What to do:
Scan the records for "kind". Report each line that includes it.

Excerpted data:
● ● ● ● ●

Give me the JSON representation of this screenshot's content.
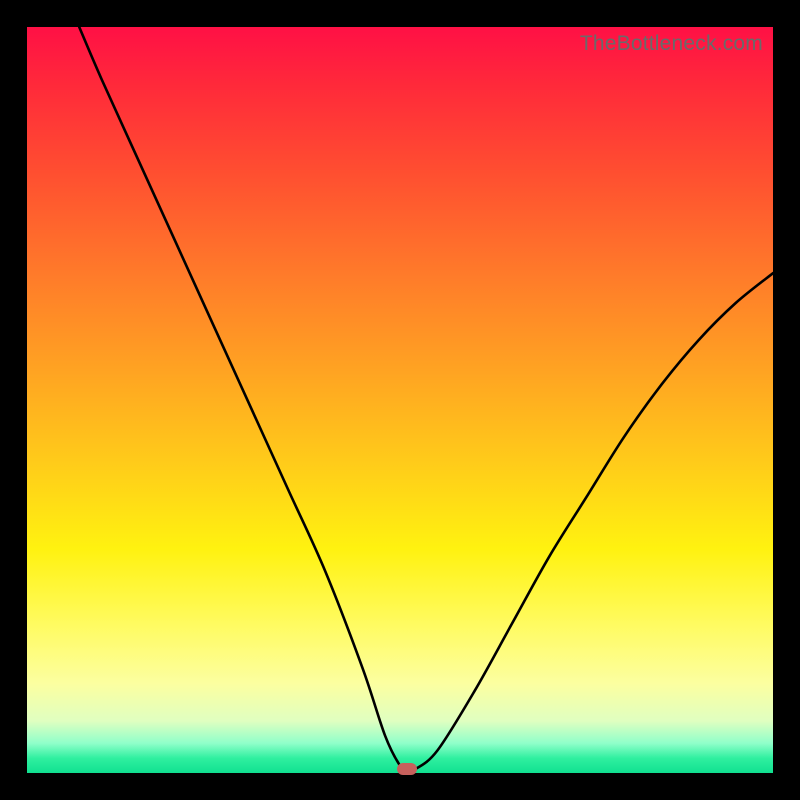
{
  "watermark": "TheBottleneck.com",
  "chart_data": {
    "type": "line",
    "title": "",
    "xlabel": "",
    "ylabel": "",
    "xlim": [
      0,
      100
    ],
    "ylim": [
      0,
      100
    ],
    "grid": false,
    "legend": false,
    "series": [
      {
        "name": "curve",
        "x": [
          7,
          10,
          15,
          20,
          25,
          30,
          35,
          40,
          45,
          48,
          50,
          51,
          52,
          55,
          60,
          65,
          70,
          75,
          80,
          85,
          90,
          95,
          100
        ],
        "y": [
          100,
          93,
          82,
          71,
          60,
          49,
          38,
          27,
          14,
          5,
          1,
          0.5,
          0.5,
          3,
          11,
          20,
          29,
          37,
          45,
          52,
          58,
          63,
          67
        ]
      }
    ],
    "marker": {
      "x": 51,
      "y": 0.5
    },
    "background_gradient": {
      "stops": [
        {
          "pos": 0,
          "color": "#ff1045"
        },
        {
          "pos": 20,
          "color": "#ff5030"
        },
        {
          "pos": 46,
          "color": "#ffa322"
        },
        {
          "pos": 70,
          "color": "#fff210"
        },
        {
          "pos": 93,
          "color": "#e0ffc0"
        },
        {
          "pos": 100,
          "color": "#10e090"
        }
      ]
    }
  }
}
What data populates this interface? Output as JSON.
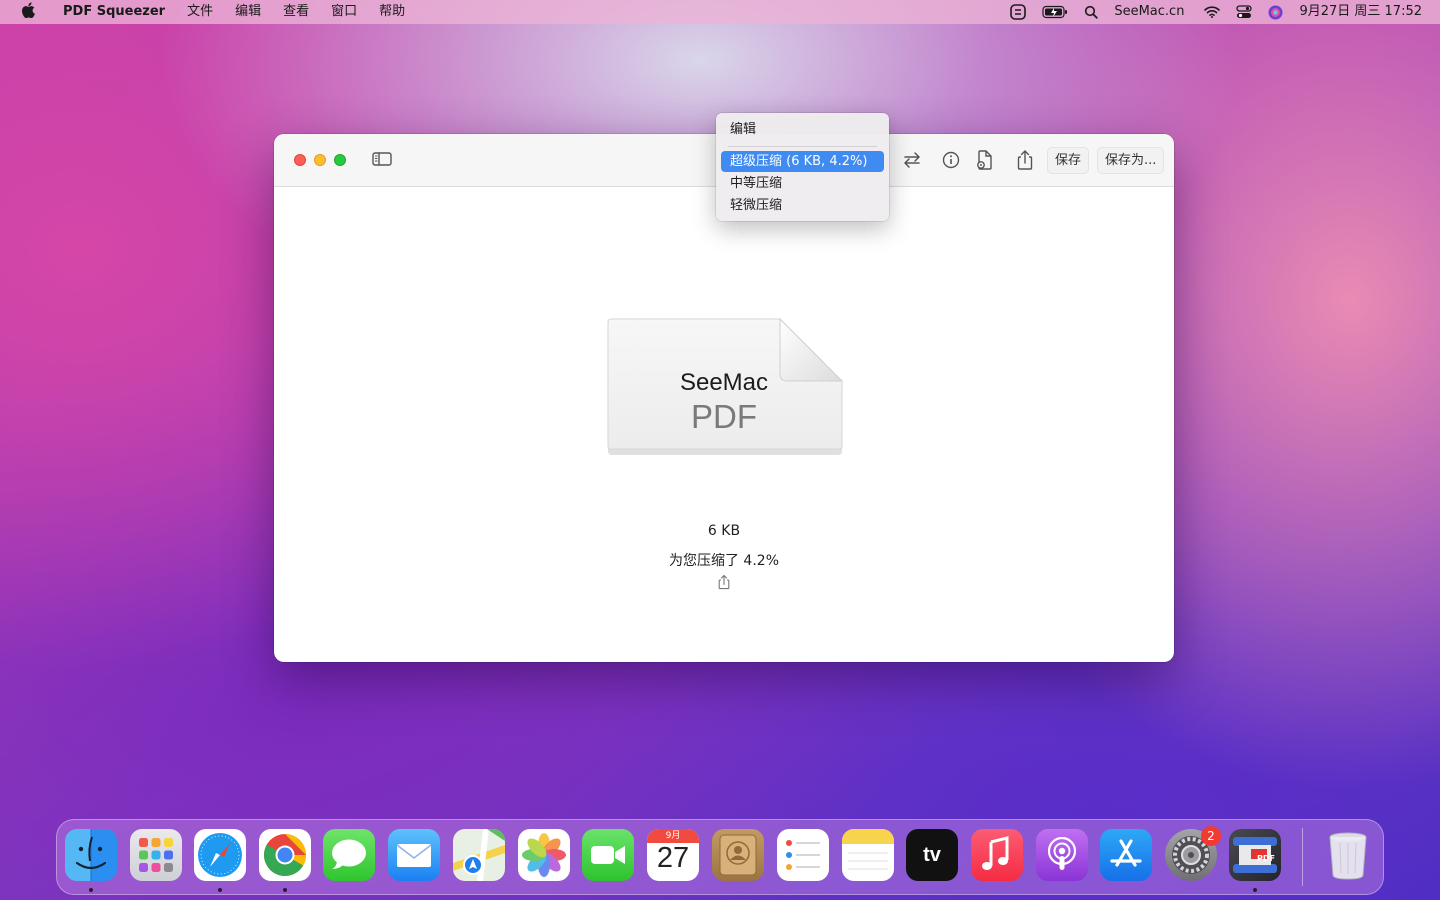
{
  "menubar": {
    "apple_icon": "apple-icon",
    "app_name": "PDF Squeezer",
    "menus": [
      "文件",
      "编辑",
      "查看",
      "窗口",
      "帮助"
    ],
    "right_text": "SeeMac.cn",
    "datetime": "9月27日 周三  17:52"
  },
  "window": {
    "toolbar": {
      "save_label": "保存",
      "save_as_label": "保存为..."
    },
    "document": {
      "title": "SeeMac",
      "type": "PDF"
    },
    "size_text": "6   KB",
    "ratio_text": "为您压缩了 4.2%"
  },
  "popup": {
    "header": "编辑",
    "options": [
      "超级压缩 (6 KB, 4.2%)",
      "中等压缩",
      "轻微压缩"
    ],
    "selected_option": "超级压缩 (6 KB, 4.2%)"
  },
  "dock": {
    "apps": [
      "Finder",
      "Launchpad",
      "Safari",
      "Chrome",
      "Messages",
      "Mail",
      "Maps",
      "Photos",
      "FaceTime",
      "Calendar",
      "Contacts",
      "Reminders",
      "Notes",
      "TV",
      "Music",
      "Podcasts",
      "App Store",
      "System Preferences",
      "PDF Squeezer",
      "Trash"
    ],
    "calendar_month": "9月",
    "calendar_day": "27",
    "tv_label": "tv",
    "pdf_label": "PDF",
    "settings_badge": "2"
  },
  "colors": {
    "accent": "#3f8bf2",
    "close": "#fe5f57",
    "minimize": "#febc2e",
    "maximize": "#28c840"
  }
}
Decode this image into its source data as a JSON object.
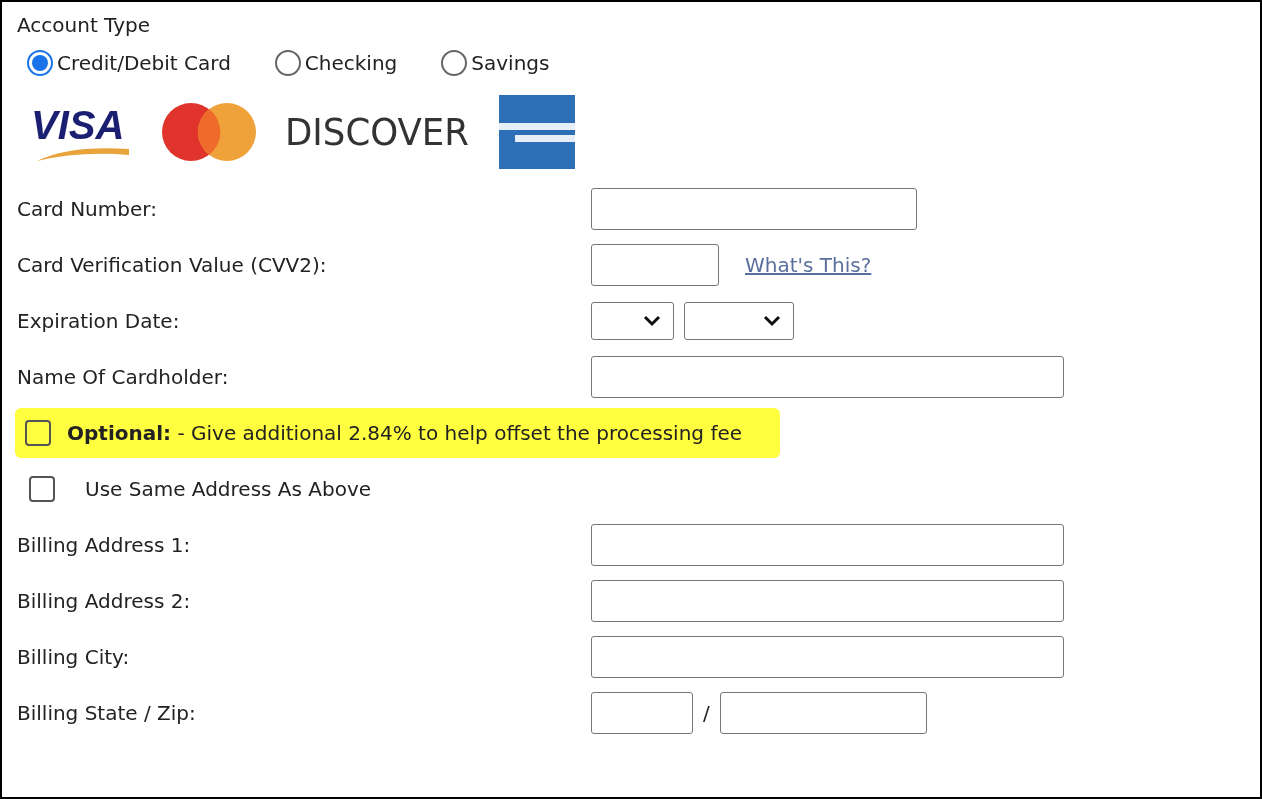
{
  "account_type": {
    "label": "Account Type",
    "options": [
      {
        "label": "Credit/Debit Card",
        "selected": true
      },
      {
        "label": "Checking",
        "selected": false
      },
      {
        "label": "Savings",
        "selected": false
      }
    ]
  },
  "card_logos": [
    {
      "kind": "visa",
      "text": "VISA"
    },
    {
      "kind": "mastercard"
    },
    {
      "kind": "discover",
      "text": "DISCOVER"
    },
    {
      "kind": "amex"
    }
  ],
  "card_fields": [
    {
      "kind": "text",
      "label": "Card Number:"
    },
    {
      "kind": "cvv",
      "label": "Card Verification Value (CVV2):",
      "link": "What's This?"
    },
    {
      "kind": "expiry",
      "label": "Expiration Date:"
    },
    {
      "kind": "wide_text",
      "label": "Name Of Cardholder:"
    }
  ],
  "checkboxes": [
    {
      "text": "**Optional:** - Give additional 2.84% to help offset the processing fee",
      "checked": false,
      "highlighted": true
    },
    {
      "text": "Use Same Address As Above",
      "checked": false,
      "highlighted": false
    }
  ],
  "billing_fields": [
    {
      "kind": "wide_text",
      "label": "Billing Address 1:"
    },
    {
      "kind": "wide_text",
      "label": "Billing Address 2:"
    },
    {
      "kind": "wide_text",
      "label": "Billing City:"
    },
    {
      "kind": "state_zip",
      "label": "Billing State / Zip:",
      "separator": "/"
    }
  ]
}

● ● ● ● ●

Solution below:
      "kind": "visa",
      "kind": "mastercard"
      "kind": "discover",
      "kind": "amex"
      "kind": "text",
      "kind": "cvv",
      "kind": "expiry",
      "kind": "wide_text",
      "kind": "wide_text",
      "kind": "wide_text",
      "kind": "wide_text",
      "kind": "state_zip",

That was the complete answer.